This seems like a good time to quote Hayek, whom “true” lover’s of liberty have apparently disowned all together for his early-career apostasy:
[T]here is some reason to believe that with the increase in general wealth and of the density of population, the share of all needs that can be satisfied only by collective action will continue to grow…
Where, as in the case of sickness and accident, neither the desire to avoid such calamities nor the efforts to overcome their consequences are as a rule weakened by the provision of assistance, where, in short, we deal with genuinely insurable risks, the case for the state helping to organise a comprehensive system of social insurance is very strong.

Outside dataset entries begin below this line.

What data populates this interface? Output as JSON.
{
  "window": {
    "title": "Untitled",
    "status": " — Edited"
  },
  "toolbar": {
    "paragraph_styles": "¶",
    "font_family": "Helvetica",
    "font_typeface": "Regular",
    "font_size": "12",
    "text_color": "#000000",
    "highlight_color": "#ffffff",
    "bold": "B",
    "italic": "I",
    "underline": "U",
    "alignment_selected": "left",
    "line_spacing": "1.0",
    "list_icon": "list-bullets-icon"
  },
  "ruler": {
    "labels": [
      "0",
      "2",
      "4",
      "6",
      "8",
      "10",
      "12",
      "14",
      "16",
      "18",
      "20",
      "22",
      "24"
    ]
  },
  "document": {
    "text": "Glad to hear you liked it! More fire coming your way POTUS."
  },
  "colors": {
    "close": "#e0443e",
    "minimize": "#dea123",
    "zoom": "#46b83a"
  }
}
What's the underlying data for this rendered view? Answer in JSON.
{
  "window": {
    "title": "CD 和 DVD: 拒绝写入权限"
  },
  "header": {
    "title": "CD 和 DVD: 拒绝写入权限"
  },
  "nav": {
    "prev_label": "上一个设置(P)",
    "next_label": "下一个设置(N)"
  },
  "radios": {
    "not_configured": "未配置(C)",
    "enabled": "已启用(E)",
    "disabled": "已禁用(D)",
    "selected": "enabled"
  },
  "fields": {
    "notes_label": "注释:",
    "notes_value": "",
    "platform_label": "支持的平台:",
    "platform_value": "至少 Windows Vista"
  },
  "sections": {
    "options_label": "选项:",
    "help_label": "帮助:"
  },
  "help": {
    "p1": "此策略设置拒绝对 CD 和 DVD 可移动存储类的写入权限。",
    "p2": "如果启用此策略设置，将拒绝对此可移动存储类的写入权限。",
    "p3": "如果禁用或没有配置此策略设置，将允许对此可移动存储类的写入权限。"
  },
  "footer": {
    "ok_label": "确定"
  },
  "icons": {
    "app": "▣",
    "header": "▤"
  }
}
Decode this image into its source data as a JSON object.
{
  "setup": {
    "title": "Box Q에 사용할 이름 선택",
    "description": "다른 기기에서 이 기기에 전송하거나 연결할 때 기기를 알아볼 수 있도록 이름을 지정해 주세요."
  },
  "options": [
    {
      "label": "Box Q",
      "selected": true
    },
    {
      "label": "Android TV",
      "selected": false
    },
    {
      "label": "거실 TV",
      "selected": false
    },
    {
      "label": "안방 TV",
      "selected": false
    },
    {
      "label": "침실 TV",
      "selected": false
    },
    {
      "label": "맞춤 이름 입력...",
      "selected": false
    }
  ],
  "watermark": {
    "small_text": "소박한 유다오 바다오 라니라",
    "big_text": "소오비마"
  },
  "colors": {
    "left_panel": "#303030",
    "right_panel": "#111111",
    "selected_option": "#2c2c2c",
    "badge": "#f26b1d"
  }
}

At the end of the day, this teenager’s situation boiled down to a matter of luck. If her parents had been lucky enough to have a job that included her on their health insurance, she wouldn’t be in this position. If she had been lucky enough to get cancer after her parent’s insurance kicked in, she wouldn’t be in this position. The insurance company would be paying for her treatment. Why should she be denied care simply because her parents couldn’t find a job with health insurance in time? Why should she be denied care because she can’t predict when she’s going to get stricken with cancer? Her situation is a function of temporal and biological fortune. I don’t think we should structure society in a way that penalizes her for that when it doesn’t have to be that way.
I guess at the end of the day, it really does boil down to a fundamental disagreement at the ethical level, as Kohenari pointed out to me recently I believe freedom is a means of achieving utility, not an end in itself. Libertarians, while generally believing that liberty inherently increases utility, nonetheless concede that in the hard/coneptual case where it doesn’t, they would still choose liberty over physical utility. I can’t do that. I think it is fundamental moral error to do so. I think it is fundamental moral error to tell this girl, or any similarly situated individual, to beg for charity or consign herself to death, while the girl who got diagnosed with cancer down the street gets treatment and lives, because dad was lucky enough not to get a pink slip in 2008.